In late 1914, Campbell and Sons of Ravenhill Road were awarded the contract to construct the camp and advertised for “galvanised iron fitters for Newtownards Camp”. The erection of the buildings was carried out under the direction of James Sinclair Jackson, representing Swiney, Ferguson and Croasdaile of Royal Avenue. He was wounded in 1916 whilst serving with the Royal Engineers.

In February 1915, Major-General Friend, Commander-in-Chief of the Forces in Ireland, inspected the men of the 12th Battalion Royal Irish Rifles and the first death of a soldier from the camp occurred. Rifleman William James Bacon (35) died of influenza and pneumonia at Newtownards Workhouse Infirmary on 6th February. His body was returned to his home in Portrush for burial in Ballywillan Cemetery with full military honours.

An outbreak of scarlet fever was to claim the life of Lance-Corporal John Bowden (19) of Harryville at Newtownards Fever Hospital on 1st April 1915. He was buried with full military honours in Ballymena New Cemetery on 3rd April. 

In the same month, John Cooper, a regimental librarian, lost the sight in one eye after being struck by a stone chip from road-building work at the camp. He was discharged from the army and had to support a wife and six children on an allowance of twelve shillings and sixpence per week.  A year later his claim for damages against the camp contractors had still not been resolved.


In September 1915, the 6th (Inniskilling) Dragoons’ Service Squadron, the Ulster Division’s cavalry unit, moved to Newtownards Camp in preparation for being deployed to France. The Catch-my-Pal Society erected a recreation hut at the camp around the same time. It was a place where the soldiers could gather to read, play games and to write letters home.

ParkerIn 1916, the camp became a training base for the Ulster Division’s reserve battalions. On 17th December 1917, men from the 19th Battalion Royal Irish Rifles were carrying out bomb throwing practice when a fatal accident occurred. Corporal Leonard Parker, who had recently been invalided from the Western Front, was leading the practice when a bomb that he was preparing to throw exploded prematurely. He was killed instantaneously and two officers, Major Hall and Lieutenant Currie, were seriously injured. Major William Charles Hall (52) died of shrapnel wounds later the same day. Corporal Leonard Edward John Parker (20), a son of Edward and Lilian Parker of Dartmouth Road, Forest Hill, London, was interred in Movilla Cemetery in Newtownards.

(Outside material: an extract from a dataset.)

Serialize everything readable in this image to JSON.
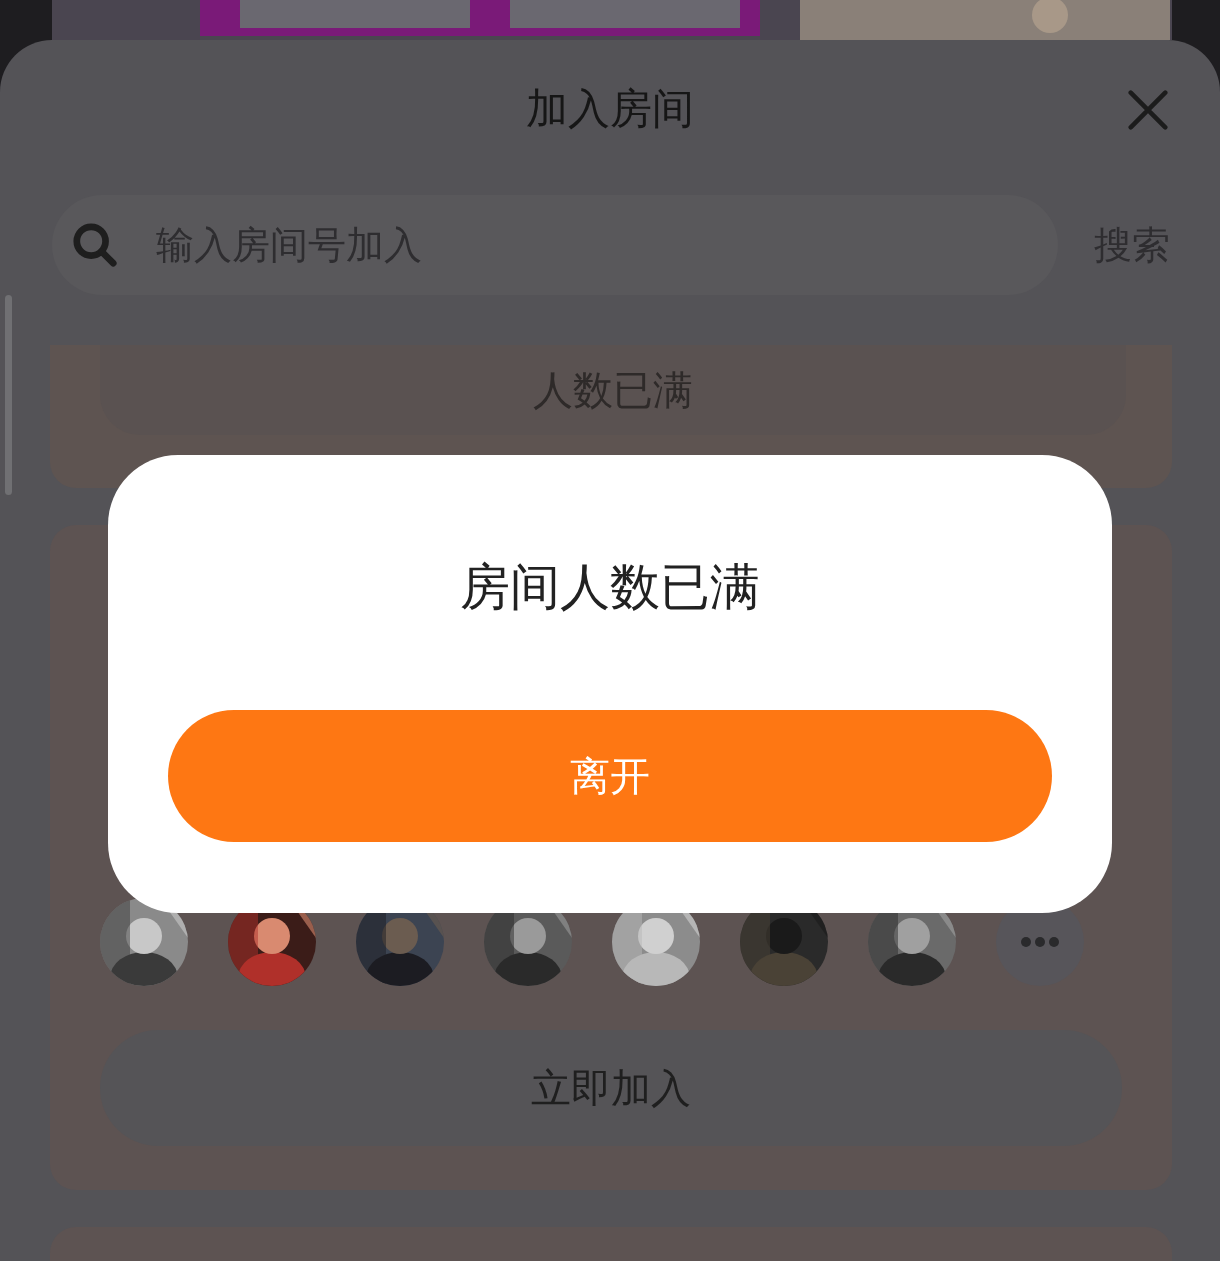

By 1918, the camp was the home base of the Irish Command Labour Corps, which remained at the camp until the end of 1919. In September 1919, a memorial to the men of the ICLC who had served in the Great War was erected near the camp’s recreation ground. The location is marked on the OSNI Historical Fourth Edition map. It is not known what happened to the memorial.

In the early 1920s, the camp became the training depot for the RUC and Ulster Special Constabulary. In January 1921, the evangelist Captain Gipsy Pat Smith, who had served in the Great War, addressed over 400 men at the YMCA Hut in the camp. Throughout the 1920s, the camp was used for annual shooting competitions by the police and for sporting events.

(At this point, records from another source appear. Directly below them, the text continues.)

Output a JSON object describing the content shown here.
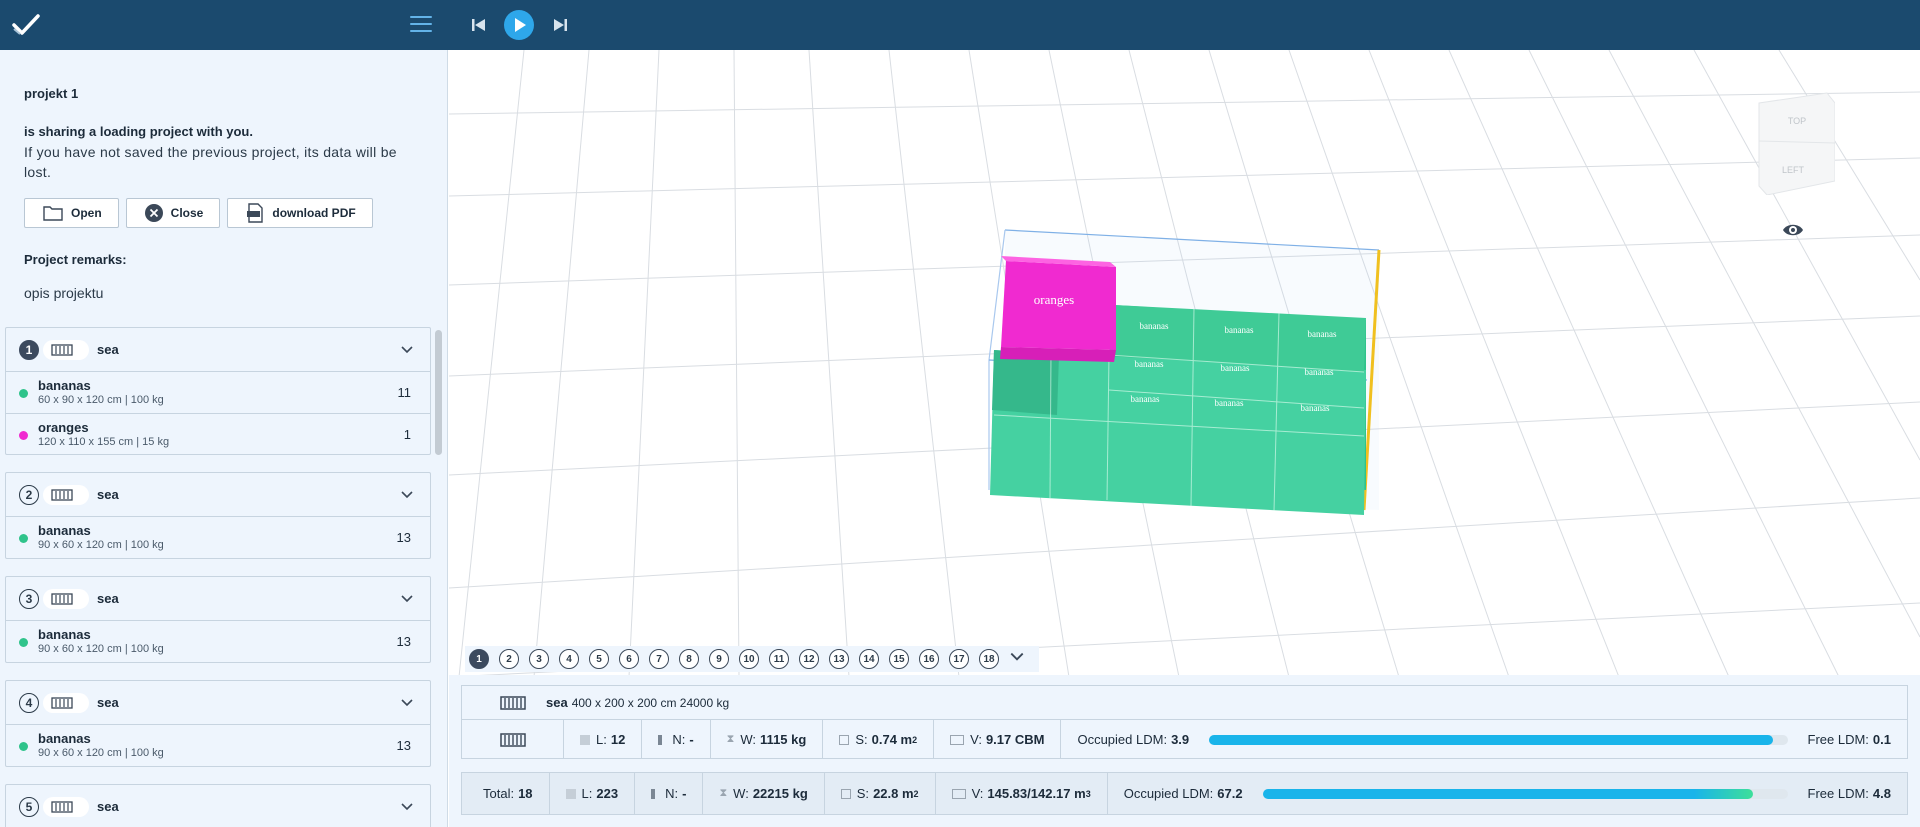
{
  "app": {
    "logo_icon": "checkmark-logo-icon",
    "menu_icon": "hamburger-menu-icon"
  },
  "player": {
    "prev_icon": "skip-previous-icon",
    "play_icon": "play-icon",
    "next_icon": "skip-next-icon"
  },
  "notice": {
    "project_name": "projekt 1",
    "sharing_text": "is sharing a loading project with you.",
    "warning_text": "If you have not saved the previous project, its data will be lost.",
    "buttons": {
      "open": "Open",
      "close": "Close",
      "pdf": "download PDF"
    },
    "remarks_label": "Project remarks:",
    "remarks_value": "opis projektu"
  },
  "containers": [
    {
      "num": "1",
      "name": "sea",
      "active": true,
      "items": [
        {
          "name": "bananas",
          "dims": "60 x 90 x 120 cm | 100 kg",
          "qty": "11",
          "color": "#2fc38b"
        },
        {
          "name": "oranges",
          "dims": "120 x 110 x 155 cm | 15 kg",
          "qty": "1",
          "color": "#f02ad0"
        }
      ]
    },
    {
      "num": "2",
      "name": "sea",
      "active": false,
      "items": [
        {
          "name": "bananas",
          "dims": "90 x 60 x 120 cm | 100 kg",
          "qty": "13",
          "color": "#2fc38b"
        }
      ]
    },
    {
      "num": "3",
      "name": "sea",
      "active": false,
      "items": [
        {
          "name": "bananas",
          "dims": "90 x 60 x 120 cm | 100 kg",
          "qty": "13",
          "color": "#2fc38b"
        }
      ]
    },
    {
      "num": "4",
      "name": "sea",
      "active": false,
      "items": [
        {
          "name": "bananas",
          "dims": "90 x 60 x 120 cm | 100 kg",
          "qty": "13",
          "color": "#2fc38b"
        }
      ]
    },
    {
      "num": "5",
      "name": "sea",
      "active": false,
      "items": []
    }
  ],
  "scene": {
    "box_label_big": "oranges",
    "box_label_small": "bananas",
    "cube_top": "TOP",
    "cube_left": "LEFT",
    "eye_icon": "eye-visibility-icon"
  },
  "pages": [
    "1",
    "2",
    "3",
    "4",
    "5",
    "6",
    "7",
    "8",
    "9",
    "10",
    "11",
    "12",
    "13",
    "14",
    "15",
    "16",
    "17",
    "18"
  ],
  "current_container": {
    "name": "sea",
    "dims": "400 x 200 x 200 cm 24000 kg",
    "l_label": "L:",
    "l_value": "12",
    "n_label": "N:",
    "n_value": "-",
    "w_label": "W:",
    "w_value": "1115 kg",
    "s_label": "S:",
    "s_value": "0.74 m",
    "v_label": "V:",
    "v_value": "9.17 CBM",
    "occupied_label": "Occupied LDM:",
    "occupied_value": "3.9",
    "free_label": "Free LDM:",
    "free_value": "0.1",
    "ldm_fill": 0.975
  },
  "totals": {
    "total_label": "Total:",
    "total_value": "18",
    "l_label": "L:",
    "l_value": "223",
    "n_label": "N:",
    "n_value": "-",
    "w_label": "W:",
    "w_value": "22215 kg",
    "s_label": "S:",
    "s_value": "22.8 m",
    "v_label": "V:",
    "v_value": "145.83/142.17 m",
    "occupied_label": "Occupied LDM:",
    "occupied_value": "67.2",
    "free_label": "Free LDM:",
    "free_value": "4.8",
    "ldm_fill": 0.934
  }
}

In August 1921, a fatal incident occurred when three Specials were returning to camp from Ballygowan in a private car. On approaching the North Gate, the car slowed but one of the camp guards fired a shot which struck Special Constable Thomas Reid (27) in the chest. Although he was treated by medical staff at the camp, Thomas died on 31st July at the Royal Victoria Hospital.

In May 1922, Sergeant William Lamont lost his life in another accident at Newtownards Camp. His wife, Martha (33) died at their home in Fourth Street on 5th May 1922. The news was relayed to the guardhouse the following morning. When Sergeant Blythe called at Sergeant Lamont’s cubicle in Hut 15 to deliver the news, he noticed a strong smell of gas and discovered William lying prone. Sergeant Blythe, CSM Cherry and Sergeant Barnes (RAMC) attempted artificial respiration to no avail. Dr Jamison, the camp’s Medical Officer, gave evidence at the Coroner’s Enquiry that William had died of asphyxia caused by gas poisoning. William and Martha Lamont are buried in Belfast City Cemetery Glenalina Extension.

Whilst the camp continued to be used for shooting competitions and for training purposes by the British Army (e.g., 300 men of the London Irish Rifles were quartered at the camp in July 1931 before moving to Victoria Barracks, Belfast), the numbers of men stationed in the camp declined. In March 1926, the Minister of Home Affairs made a statement about the camp in response to a written question from Major David Graham Shillington, MP for Armagh. The Minister reported that the camp was held on a yearly lease from the War Department at a cost of £1,080 p.a. and that 145 men, including twenty Special Constables, were quartered at the camp. The lease could be cancelled by either side at six months’ notice.

Following the creation of the airfield at Newtownards in the mid-1930s and the outbreak of the Second World War, the camp returned to military duty … but that is another story.